>>>>
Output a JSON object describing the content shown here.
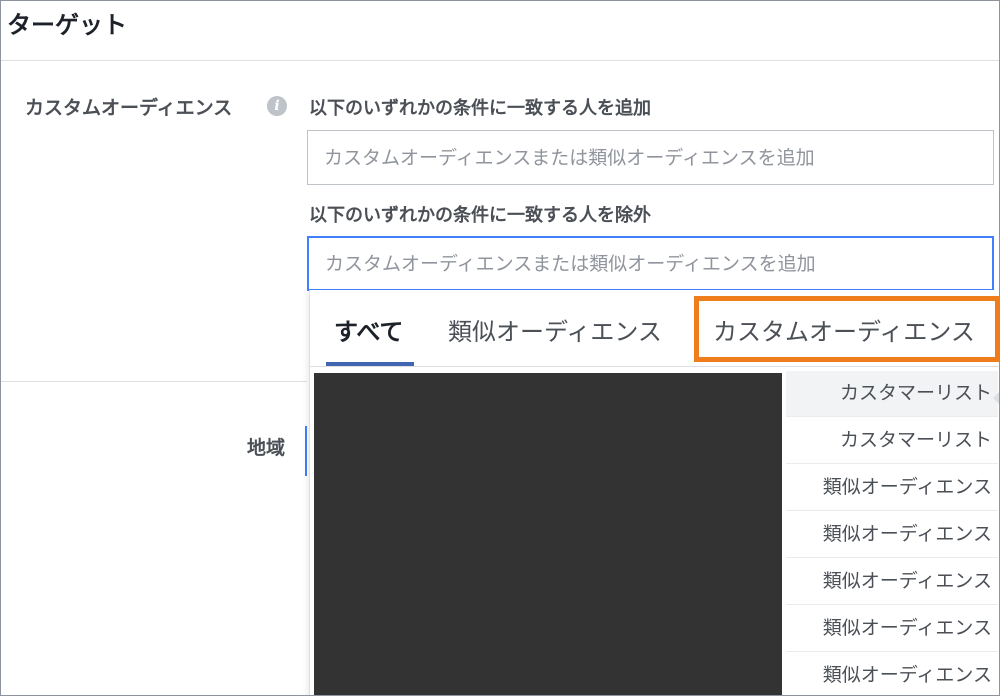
{
  "page": {
    "title": "ターゲット"
  },
  "custom_audience": {
    "label": "カスタムオーディエンス",
    "info_icon": "info-icon",
    "include_label": "以下のいずれかの条件に一致する人を追加",
    "include_placeholder": "カスタムオーディエンスまたは類似オーディエンスを追加",
    "exclude_label": "以下のいずれかの条件に一致する人を除外",
    "exclude_placeholder": "カスタムオーディエンスまたは類似オーディエンスを追加"
  },
  "region": {
    "label": "地域"
  },
  "dropdown": {
    "tabs": [
      {
        "label": "すべて",
        "active": true
      },
      {
        "label": "類似オーディエンス",
        "active": false
      },
      {
        "label": "カスタムオーディエンス",
        "active": false,
        "highlighted": true
      }
    ],
    "highlight_color": "#f07d1c",
    "items": [
      {
        "type": "カスタマーリスト"
      },
      {
        "type": "カスタマーリスト"
      },
      {
        "type": "類似オーディエンス"
      },
      {
        "type": "類似オーディエンス"
      },
      {
        "type": "類似オーディエンス"
      },
      {
        "type": "類似オーディエンス"
      },
      {
        "type": "類似オーディエンス"
      }
    ]
  },
  "colors": {
    "accent": "#4267b2",
    "focus_border": "#4080ff",
    "redaction": "#333333"
  }
}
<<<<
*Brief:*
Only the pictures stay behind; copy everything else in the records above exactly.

*Reply to the exercise:*
Output a JSON object describing the content shown here.
{
  "page": {
    "title": "ターゲット"
  },
  "custom_audience": {
    "label": "カスタムオーディエンス",
    "info_icon": "info-icon",
    "include_label": "以下のいずれかの条件に一致する人を追加",
    "include_placeholder": "カスタムオーディエンスまたは類似オーディエンスを追加",
    "exclude_label": "以下のいずれかの条件に一致する人を除外",
    "exclude_placeholder": "カスタムオーディエンスまたは類似オーディエンスを追加"
  },
  "region": {
    "label": "地域"
  },
  "dropdown": {
    "tabs": [
      {
        "label": "すべて",
        "active": true
      },
      {
        "label": "類似オーディエンス",
        "active": false
      },
      {
        "label": "カスタムオーディエンス",
        "active": false,
        "highlighted": true
      }
    ],
    "highlight_color": "#f07d1c",
    "items": [
      {
        "type": "カスタマーリスト"
      },
      {
        "type": "カスタマーリスト"
      },
      {
        "type": "類似オーディエンス"
      },
      {
        "type": "類似オーディエンス"
      },
      {
        "type": "類似オーディエンス"
      },
      {
        "type": "類似オーディエンス"
      },
      {
        "type": "類似オーディエンス"
      }
    ]
  },
  "colors": {
    "accent": "#4267b2",
    "focus_border": "#4080ff",
    "redaction": "#333333"
  }
}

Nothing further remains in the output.